The table is pristine for the moment. I was talking to Nigel about this when he was here for lunch. I said, “How do we take care of it?” He said, “You have to use it. The first few rings on the wood, he said, will be painful to see, but you’ll get used to it. Then one day, maybe 20 years now, you’ll look back and you’ll see that mark, and that mark. And you’ll remember everything.”
January 29, 2014
Harriet is (sort of) beginning to learn how to read, and as Harriet balks at any activity that is remotely challenging or involves learning by rote, I have to tread very carefully in my exuberance for her acquiring literacy. A book like Mamoko, by Aleksandra Mizielińska and Daniel Mizieliński, which I brought home from the library the other week, is a perfect reminder for both of us that books can be wonderful fun.
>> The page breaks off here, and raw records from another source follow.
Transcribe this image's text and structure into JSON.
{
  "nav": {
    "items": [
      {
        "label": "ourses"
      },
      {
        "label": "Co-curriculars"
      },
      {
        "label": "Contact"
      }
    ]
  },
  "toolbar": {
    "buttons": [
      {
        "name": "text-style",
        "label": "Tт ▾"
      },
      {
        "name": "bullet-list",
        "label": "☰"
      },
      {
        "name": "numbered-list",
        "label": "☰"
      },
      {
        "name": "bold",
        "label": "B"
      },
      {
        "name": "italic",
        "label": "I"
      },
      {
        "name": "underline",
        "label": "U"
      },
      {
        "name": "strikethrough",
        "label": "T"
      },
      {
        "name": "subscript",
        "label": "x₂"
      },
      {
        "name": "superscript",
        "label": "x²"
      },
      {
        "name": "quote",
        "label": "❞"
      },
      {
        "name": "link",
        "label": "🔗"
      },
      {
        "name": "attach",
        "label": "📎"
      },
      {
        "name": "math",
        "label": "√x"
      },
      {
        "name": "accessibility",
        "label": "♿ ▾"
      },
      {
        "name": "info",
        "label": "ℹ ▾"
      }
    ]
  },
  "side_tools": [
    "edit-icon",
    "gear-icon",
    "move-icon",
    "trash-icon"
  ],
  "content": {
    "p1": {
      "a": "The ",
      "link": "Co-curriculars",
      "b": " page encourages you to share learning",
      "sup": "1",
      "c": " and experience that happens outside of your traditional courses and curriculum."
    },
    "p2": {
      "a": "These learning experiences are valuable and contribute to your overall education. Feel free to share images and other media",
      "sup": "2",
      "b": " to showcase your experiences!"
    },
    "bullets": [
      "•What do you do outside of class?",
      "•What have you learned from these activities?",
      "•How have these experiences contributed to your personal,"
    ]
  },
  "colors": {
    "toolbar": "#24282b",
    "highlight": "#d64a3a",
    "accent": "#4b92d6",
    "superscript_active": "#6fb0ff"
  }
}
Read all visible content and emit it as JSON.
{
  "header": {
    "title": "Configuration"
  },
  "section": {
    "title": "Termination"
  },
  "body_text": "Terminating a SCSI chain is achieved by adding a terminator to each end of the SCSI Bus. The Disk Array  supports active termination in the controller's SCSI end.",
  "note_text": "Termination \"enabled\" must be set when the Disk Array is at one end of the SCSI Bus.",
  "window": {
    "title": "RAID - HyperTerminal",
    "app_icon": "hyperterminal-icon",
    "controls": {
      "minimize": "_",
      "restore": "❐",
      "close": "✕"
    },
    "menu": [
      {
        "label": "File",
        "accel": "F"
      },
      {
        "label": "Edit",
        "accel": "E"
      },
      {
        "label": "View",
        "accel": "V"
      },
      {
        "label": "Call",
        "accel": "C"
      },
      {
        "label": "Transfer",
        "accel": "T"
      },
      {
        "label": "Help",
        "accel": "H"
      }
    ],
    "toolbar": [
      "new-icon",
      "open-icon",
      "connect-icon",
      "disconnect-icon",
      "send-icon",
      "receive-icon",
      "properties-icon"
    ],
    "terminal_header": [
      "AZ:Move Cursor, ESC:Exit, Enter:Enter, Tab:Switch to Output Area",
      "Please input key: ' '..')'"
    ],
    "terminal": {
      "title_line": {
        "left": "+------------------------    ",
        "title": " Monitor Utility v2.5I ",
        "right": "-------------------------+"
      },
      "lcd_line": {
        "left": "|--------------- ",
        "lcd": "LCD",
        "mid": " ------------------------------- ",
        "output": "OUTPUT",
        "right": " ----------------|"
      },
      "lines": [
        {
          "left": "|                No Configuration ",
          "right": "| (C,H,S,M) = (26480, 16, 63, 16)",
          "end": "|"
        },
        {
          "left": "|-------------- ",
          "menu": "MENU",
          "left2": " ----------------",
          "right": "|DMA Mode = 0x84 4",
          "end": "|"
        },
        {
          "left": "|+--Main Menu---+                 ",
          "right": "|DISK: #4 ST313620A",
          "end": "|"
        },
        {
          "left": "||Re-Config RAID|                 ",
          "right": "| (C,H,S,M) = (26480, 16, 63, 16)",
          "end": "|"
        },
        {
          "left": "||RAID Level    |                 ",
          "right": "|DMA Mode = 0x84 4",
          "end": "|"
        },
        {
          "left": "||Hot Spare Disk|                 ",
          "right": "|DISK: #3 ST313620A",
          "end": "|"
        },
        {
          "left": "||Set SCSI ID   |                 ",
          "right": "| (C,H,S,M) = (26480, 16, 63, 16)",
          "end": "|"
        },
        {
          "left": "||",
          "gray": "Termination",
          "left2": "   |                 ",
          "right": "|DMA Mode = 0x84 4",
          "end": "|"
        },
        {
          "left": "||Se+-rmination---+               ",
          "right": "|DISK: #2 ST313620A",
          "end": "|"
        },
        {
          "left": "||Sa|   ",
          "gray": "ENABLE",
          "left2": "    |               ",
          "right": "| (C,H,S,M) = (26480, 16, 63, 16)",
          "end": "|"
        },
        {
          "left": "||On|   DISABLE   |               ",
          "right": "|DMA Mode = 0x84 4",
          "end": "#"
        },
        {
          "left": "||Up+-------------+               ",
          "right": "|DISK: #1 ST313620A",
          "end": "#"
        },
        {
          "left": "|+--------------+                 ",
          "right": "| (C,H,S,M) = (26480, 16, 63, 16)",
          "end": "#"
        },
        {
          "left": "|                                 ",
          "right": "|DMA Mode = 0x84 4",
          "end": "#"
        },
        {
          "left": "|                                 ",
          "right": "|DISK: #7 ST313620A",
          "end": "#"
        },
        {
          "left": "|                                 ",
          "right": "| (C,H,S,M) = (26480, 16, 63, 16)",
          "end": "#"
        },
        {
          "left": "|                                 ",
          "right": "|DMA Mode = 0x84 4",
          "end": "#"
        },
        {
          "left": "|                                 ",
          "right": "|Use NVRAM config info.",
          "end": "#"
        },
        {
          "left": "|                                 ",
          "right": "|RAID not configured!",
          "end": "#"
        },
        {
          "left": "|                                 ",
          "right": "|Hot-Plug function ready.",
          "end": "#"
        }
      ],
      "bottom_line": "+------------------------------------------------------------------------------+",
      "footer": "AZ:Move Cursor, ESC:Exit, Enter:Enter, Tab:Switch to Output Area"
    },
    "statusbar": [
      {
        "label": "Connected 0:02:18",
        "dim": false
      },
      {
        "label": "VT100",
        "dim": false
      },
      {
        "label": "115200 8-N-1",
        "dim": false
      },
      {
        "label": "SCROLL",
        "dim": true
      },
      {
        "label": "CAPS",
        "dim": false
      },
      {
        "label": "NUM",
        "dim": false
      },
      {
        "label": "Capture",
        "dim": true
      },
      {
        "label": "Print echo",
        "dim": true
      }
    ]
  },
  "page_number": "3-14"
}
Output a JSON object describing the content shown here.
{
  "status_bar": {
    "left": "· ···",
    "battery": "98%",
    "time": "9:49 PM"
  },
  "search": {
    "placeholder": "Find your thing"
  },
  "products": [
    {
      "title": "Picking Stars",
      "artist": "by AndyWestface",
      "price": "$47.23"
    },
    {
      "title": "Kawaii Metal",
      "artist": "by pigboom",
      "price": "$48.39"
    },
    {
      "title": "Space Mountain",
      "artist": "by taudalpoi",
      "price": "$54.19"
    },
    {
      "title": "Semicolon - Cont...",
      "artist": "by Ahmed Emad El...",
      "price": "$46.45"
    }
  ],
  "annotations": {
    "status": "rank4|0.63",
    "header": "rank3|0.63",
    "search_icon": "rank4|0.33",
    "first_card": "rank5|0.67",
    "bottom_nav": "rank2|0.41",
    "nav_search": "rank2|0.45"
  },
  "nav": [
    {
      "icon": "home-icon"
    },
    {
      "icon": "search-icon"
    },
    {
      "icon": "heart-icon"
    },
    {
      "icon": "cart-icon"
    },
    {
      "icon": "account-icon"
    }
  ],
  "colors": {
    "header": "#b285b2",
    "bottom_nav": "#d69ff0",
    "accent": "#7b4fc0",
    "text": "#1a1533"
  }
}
Think of Mamoko like Where’s Waldo, but for people who love stories. The book’s inside cover introduces us to a range of characters whose stories we will follow throughout the rest of the book in dynamic, busy, detailed, wordless illustrations. There are dramas experienced, mysteries to be solved, jokes shared, and something new discovered every time. You can pick a new character and “read” a new book in Mamoko over and over again, or else just pick peruse the illustrations for general entertainment. The stories in this book aren’t straightforward either, and we went back and forth a lot to try to understand what we missed, to figure out exactly what was going on. It was utterly engaging, the illustrations smart enough to make this very satisfying, and while we had lots of fun with this book together, it’s also nice to have a book that Harriet can “read” all by herself.
Another book by the same press and same authors is Maps, which was one of (too) many books I’ve picked up at Book City lately (sob). I’ve got such a thing for maps and atlases (my prized one is Atlas of Remote Islands, and I so want to get my hands on Infinite City by Rebecca Solnit), so I was excited to get a kids’ atlas. There is a world map, and about 50 others of individual countries. And as with Mamoko, the creators of this book know that story is what compels someone to open a book over and over again. And so each country’s map includes an image of a little boy and girl who might live there, and we learn their names, which is how these countries become more than just a shape on a page for young readers. And then we learn about that country’s wildlife, famous exports, cultural figures (fictional and otherwise), different cultures, national food and drink, industry and agriculture, all though adorable cartoon illustrations.
Pick a page, any page, and Maps will take you on a journey.